Norwegian media giant Schibsted this morning announced that it’s paying £30m to take a 35 per cent stake in the Swedish edition of Metro International’s free newspaper.
In what is a key freesheet market the former rivals have forged a partnership to collaborate on advertising sales with the new company offering advertisers the chance to reach 4.2 million readers across the Metro and Schibsted paid-for dailies Aftonbladet and Dagbladet.
In February, Metro International CEO, Per Mikael Jensen, discussed his company’s strategic goals with Journalism.co.uk saying that consolidation and online innovation would be key for the development of his newspapers, in what he called the ‘freesheet 2.0 phase.’
“We are entering a freesheet 2.0 phase where we are consolidating our core business and looking at more ways to attract readers,” said Jensen, who succeeded Pelle Törnberg as head of Metro in 2007.
In Sweden, this consolidation will mean Schibsted will stop publication of its free paper Punkt SE with immediate effect so that the new joint venture can focus print advertising around a single free title.
The deal has similarities with the one Metro struck at the end of 2007, when it sold 60 per cent of its Czech operation to its competitor Mafra.
The freesheet giant is currently undergoing a strategic review, and when Journalism.co.uk spoke to him, Jensen said we could expect more deals of this nature.
Today, Jensen refused to rule out further consolidations when questioned by Danish media and said he expected dramatic changes in the Danish newspaper market in the coming months (but refused to go into details).
“We do not just sit there and wait for the strategic review to be completed, but implement strategy from day to day. Strategy is something we evaluate each month. Those who believe the strategic review we now are in the middle of will become some sort of bible, will be disappointed,” said Jensen in the interview with Journalism.co.uk.
In addition, Metro is looking to attract more readers online. It’s launching new versions of its websites in all its markets – it recently launched online for the first time in France – and will consolidate some of its editorial activities by creating an internal news agency in London which will serve all its editions.

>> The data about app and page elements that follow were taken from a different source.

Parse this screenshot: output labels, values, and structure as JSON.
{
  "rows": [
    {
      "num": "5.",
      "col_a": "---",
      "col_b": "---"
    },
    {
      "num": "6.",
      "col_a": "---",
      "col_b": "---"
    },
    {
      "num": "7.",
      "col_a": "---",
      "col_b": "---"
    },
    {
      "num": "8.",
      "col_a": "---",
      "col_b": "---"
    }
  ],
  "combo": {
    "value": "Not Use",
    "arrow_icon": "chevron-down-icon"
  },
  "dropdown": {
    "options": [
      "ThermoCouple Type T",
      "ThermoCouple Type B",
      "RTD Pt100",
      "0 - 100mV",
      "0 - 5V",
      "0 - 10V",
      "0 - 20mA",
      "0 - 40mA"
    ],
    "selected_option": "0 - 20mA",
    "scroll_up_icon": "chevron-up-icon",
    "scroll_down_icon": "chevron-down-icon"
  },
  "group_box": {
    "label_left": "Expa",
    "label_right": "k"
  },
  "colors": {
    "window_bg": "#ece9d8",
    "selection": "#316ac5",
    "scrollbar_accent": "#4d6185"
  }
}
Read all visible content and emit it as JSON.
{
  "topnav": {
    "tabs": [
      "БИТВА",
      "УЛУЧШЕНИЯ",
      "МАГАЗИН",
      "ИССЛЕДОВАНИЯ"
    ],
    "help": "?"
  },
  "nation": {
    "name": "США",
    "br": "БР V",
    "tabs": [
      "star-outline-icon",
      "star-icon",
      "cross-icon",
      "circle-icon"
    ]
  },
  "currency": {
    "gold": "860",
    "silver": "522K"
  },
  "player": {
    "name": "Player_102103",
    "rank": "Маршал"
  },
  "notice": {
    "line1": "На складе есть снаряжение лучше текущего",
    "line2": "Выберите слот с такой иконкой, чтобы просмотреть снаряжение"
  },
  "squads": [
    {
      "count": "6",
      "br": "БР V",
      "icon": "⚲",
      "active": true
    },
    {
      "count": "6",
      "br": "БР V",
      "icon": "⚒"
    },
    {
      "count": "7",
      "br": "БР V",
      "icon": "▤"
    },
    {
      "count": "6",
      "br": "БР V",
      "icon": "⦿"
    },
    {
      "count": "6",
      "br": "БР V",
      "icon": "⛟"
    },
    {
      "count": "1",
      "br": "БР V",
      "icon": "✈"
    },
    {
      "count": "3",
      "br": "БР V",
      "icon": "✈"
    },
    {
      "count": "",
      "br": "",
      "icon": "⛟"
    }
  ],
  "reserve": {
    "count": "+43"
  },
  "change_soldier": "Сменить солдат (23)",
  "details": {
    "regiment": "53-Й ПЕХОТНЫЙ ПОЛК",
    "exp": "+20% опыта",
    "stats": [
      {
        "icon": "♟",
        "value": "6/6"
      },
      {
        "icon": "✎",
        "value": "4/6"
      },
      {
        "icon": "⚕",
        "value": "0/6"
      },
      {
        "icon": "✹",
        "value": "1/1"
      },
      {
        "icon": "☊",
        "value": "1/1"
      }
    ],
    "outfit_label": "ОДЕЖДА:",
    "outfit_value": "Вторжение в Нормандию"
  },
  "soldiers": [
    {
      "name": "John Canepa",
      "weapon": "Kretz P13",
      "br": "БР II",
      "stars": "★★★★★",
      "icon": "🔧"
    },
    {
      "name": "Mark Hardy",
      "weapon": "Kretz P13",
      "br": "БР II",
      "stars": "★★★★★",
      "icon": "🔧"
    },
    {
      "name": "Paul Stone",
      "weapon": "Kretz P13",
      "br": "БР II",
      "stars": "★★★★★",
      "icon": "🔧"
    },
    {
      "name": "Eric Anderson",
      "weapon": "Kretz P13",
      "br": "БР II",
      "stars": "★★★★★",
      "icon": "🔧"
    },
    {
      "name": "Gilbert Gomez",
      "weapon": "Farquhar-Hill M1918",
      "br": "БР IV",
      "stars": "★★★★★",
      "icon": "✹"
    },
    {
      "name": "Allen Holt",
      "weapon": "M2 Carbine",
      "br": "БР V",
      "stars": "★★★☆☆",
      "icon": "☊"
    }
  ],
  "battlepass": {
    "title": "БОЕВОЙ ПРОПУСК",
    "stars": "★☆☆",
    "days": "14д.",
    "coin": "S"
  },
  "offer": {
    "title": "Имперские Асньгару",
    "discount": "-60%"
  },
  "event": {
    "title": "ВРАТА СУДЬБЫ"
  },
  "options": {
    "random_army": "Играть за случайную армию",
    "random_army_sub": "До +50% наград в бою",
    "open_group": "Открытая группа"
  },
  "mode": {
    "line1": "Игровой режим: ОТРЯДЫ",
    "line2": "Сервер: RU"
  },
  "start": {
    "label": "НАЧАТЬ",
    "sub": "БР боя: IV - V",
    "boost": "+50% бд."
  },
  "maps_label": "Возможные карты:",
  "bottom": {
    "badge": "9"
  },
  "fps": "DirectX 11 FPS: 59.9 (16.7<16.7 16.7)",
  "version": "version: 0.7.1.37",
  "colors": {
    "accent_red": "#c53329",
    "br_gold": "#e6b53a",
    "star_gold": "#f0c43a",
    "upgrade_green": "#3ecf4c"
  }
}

Jensen is behind Metro’s new developments and alliances but he remains as pessimistic as ever about the future of paid-for printed newspapers.

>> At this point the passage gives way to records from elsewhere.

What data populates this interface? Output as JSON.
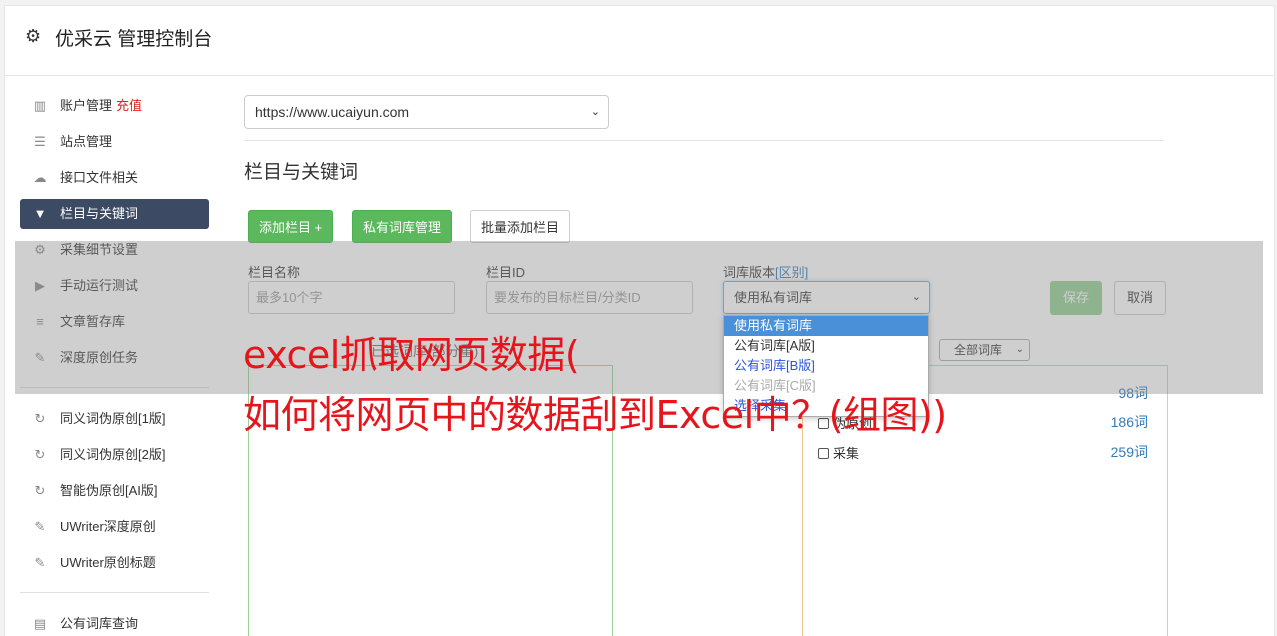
{
  "header": {
    "title": "优采云 管理控制台"
  },
  "sidebar": {
    "items": [
      {
        "label": "账户管理",
        "extra": "充值"
      },
      {
        "label": "站点管理"
      },
      {
        "label": "接口文件相关"
      },
      {
        "label": "栏目与关键词"
      },
      {
        "label": "采集细节设置"
      },
      {
        "label": "手动运行测试"
      },
      {
        "label": "文章暂存库"
      },
      {
        "label": "深度原创任务"
      }
    ],
    "items2": [
      {
        "label": "同义词伪原创[1版]"
      },
      {
        "label": "同义词伪原创[2版]"
      },
      {
        "label": "智能伪原创[AI版]"
      },
      {
        "label": "UWriter深度原创"
      },
      {
        "label": "UWriter原创标题"
      }
    ],
    "items3": [
      {
        "label": "公有词库查询"
      }
    ]
  },
  "main": {
    "site_select": "https://www.ucaiyun.com",
    "section_title": "栏目与关键词",
    "buttons": {
      "add_column": "添加栏目 +",
      "private_lib": "私有词库管理",
      "batch_add": "批量添加栏目"
    },
    "form": {
      "name_label": "栏目名称",
      "name_placeholder": "最多10个字",
      "id_label": "栏目ID",
      "id_placeholder": "要发布的目标栏目/分类ID",
      "lib_label": "词库版本",
      "lib_link": "[区别]",
      "lib_value": "使用私有词库",
      "save": "保存",
      "cancel": "取消"
    },
    "dropdown_options": [
      "使用私有词库",
      "公有词库[A版]",
      "公有词库[B版]",
      "公有词库[C版]",
      "选择采集"
    ],
    "selected_caption": "已选词库(部分重)",
    "filter_select": "全部词库",
    "libraries": [
      {
        "name": "",
        "count": "98词"
      },
      {
        "name": "伪原创",
        "count": "186词"
      },
      {
        "name": "采集",
        "count": "259词"
      }
    ]
  },
  "watermark": {
    "line1": "excel抓取网页数据(",
    "line2": "如何将网页中的数据刮到Excel中？(组图))"
  }
}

“I would be very surprised if more than 25 per cent of today’s paid-for newspapers exist in ten years. Of the newspapers that will survive, many of them will be published online only, or make its paper edition free,” Jensen said.
The two newspaper giants may have forged a partnership in Sweden but they remain embroiled in a head-to-head competition over their market leading freesheets in France and Spain.
However, Metro International still has a lot of work to do to convince investors that its business model – the company is still loss-making even though it narrowed its first quarter net loss to £5.1 m – has a profitable future.